“This is not what Paul wants. He’s telling them to be tolerant. To be loving. To be kind. And he tells us to help each other over the obstacles in life, so that nobody has to stomach the shame of rejection.”
Servaas swallows hard. He has prepared himself to ask Oudoom what the Catholics are doing in his church. And what about the two men at the back, sitting there with holy faces? Do they know what Leviticus says about them? And the learned judge, sharing a house with Gertruida – surely nobody can condone that? No, he has to speak and call them all to order. Religion isn’t some game you play – you abide by the rules and that’s it. And if the congregation doesn’t like it, so be it. At least he, Servaas, head elder , would have done his duty.
“Now remember what Jesus said? Let him who is without sin, cast the first stone? He is telling us that we all have faults. Nobody’s perfect. Why, you know the story of me and my wife – you all had a good gossip about that, didn’t you? And then there was that Sunday where you all came forward to tell the congregation about the … little missteps …you had in the past. We called it the Miracle of Rolbos, remember?
“So. We aren’t here to condemn one another. Neither can we play ostrich and ignore the problems that surround us. But we can stop judging. We can stop being intolerant. We can listen to Paul’s advice.”
Oudoom sits down as the congregation drag their voices through a hymn. He’ll have to get them to sing with more enthusiasm, somehow. When the notes die down, Servaas is on his feet, demanding attention.
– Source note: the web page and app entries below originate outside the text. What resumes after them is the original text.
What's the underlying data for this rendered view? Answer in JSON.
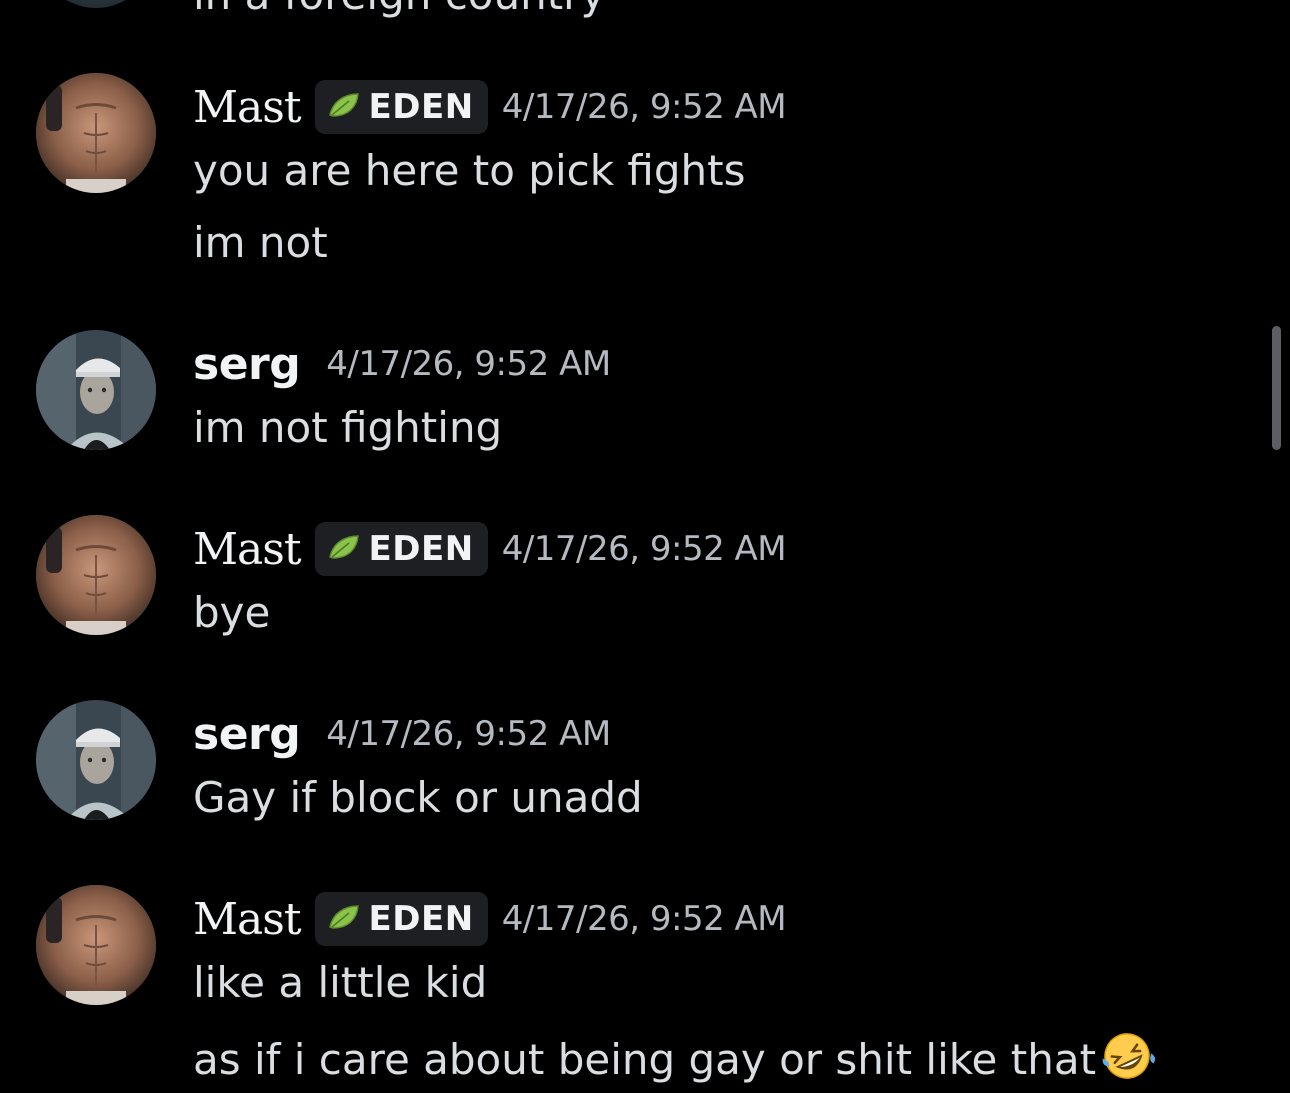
{
  "chat": {
    "cut_off_message": "in a foreign country",
    "messages": [
      {
        "author": "Mast",
        "tag": "EDEN",
        "timestamp": "4/17/26, 9:52 AM",
        "lines": [
          "you are here to pick fights",
          "im not"
        ]
      },
      {
        "author": "serg",
        "timestamp": "4/17/26, 9:52 AM",
        "lines": [
          "im not fighting"
        ]
      },
      {
        "author": "Mast",
        "tag": "EDEN",
        "timestamp": "4/17/26, 9:52 AM",
        "lines": [
          "bye"
        ]
      },
      {
        "author": "serg",
        "timestamp": "4/17/26, 9:52 AM",
        "lines": [
          "Gay if block or unadd"
        ]
      },
      {
        "author": "Mast",
        "tag": "EDEN",
        "timestamp": "4/17/26, 9:52 AM",
        "lines": [
          "like a little kid",
          "as if i care about being gay or shit like that"
        ],
        "trailing_emoji": "rolling-on-floor-laughing"
      }
    ]
  },
  "icons": {
    "tag_icon": "leaf-icon",
    "tag_icon_color": "#8bc34a"
  },
  "colors": {
    "background": "#000000",
    "username": "#f2f3f5",
    "message_text": "#dbdee1",
    "timestamp": "#b5bac1",
    "tag_background": "#1e1f22",
    "scrollbar": "#5c5e66"
  }
}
“I have to say something. It’s about those two men at the back…”
Vetfaan is up in a flash. With uncanny speed he makes his way to the pulpit, to stand in front of Servaas.
“I want to add to what the honourable Elder has to say. That young man,” he points at Pete, “knows more about tractor engines than anybody I know. And he’s fights fair. What is more, is that he’s brought new life to our brother, Frans. We all knew him in his sad days. Now, with Judge here, and with a new friend, he has developed into a friendly, happy individual. In fact, I understand the he gave two slaughtered sheep for next week’s bazaar. We all know that is even more generous than Servaas, who always gives half-a-sheep.
“My friends, Rolbos is in a time of change. We have new brothers and sisters joining us every Sunday. That is a good thing.
“You know? I read in the Upington Post about some religion that declared war against others – and that they even killed an ambassador. They are using violent protest and murder to convince other people they are holy. Now that, I think, is stupid. That’s intolerant.” He turns to Oudoom. “So, dominee, I think we should ask the congregation to make their views public. If anybody has any problem to anybody inside this church, let him or her stand up now and talk about it – or forever hold their peace.
“In the meantime, let me remind you that we are living in a time of Miracles. Judge, here, has had some good news about his tests. But need I remind you that here, in this very congregation, we’ve had a miracle cure. We all remember how Servaas suffered before the Lord took away his disease, don’t we?[i] We are all here by grace, and not because we are so terribly holy, Bothers and Sisters.”
Servaas sits down with a thump. Now that is one story he’d rather forget! Please, please, that truth must stay hidden.
“He’s leukemoid,” Gertruida whispers. “He wants to be aggressive, but he’s just been unmasked as harmless…”
Nobody gets up.
Then Judge asks if he could sing something. For the congregation, but especially for Gertruida. Oudoom nods his thankful assent – anything is better than the congregation’s long drawn-out efforts. To everybody’s surprise, the judge has a raspy, but melodious voice.
When his voice fades towards the end, Rolbos yields to a comfortable silence. They have to. They don’t want to lose the magic of the moment while they all pretend not to see the tears running down Gertruida’s cheeks. Paul would have been proud…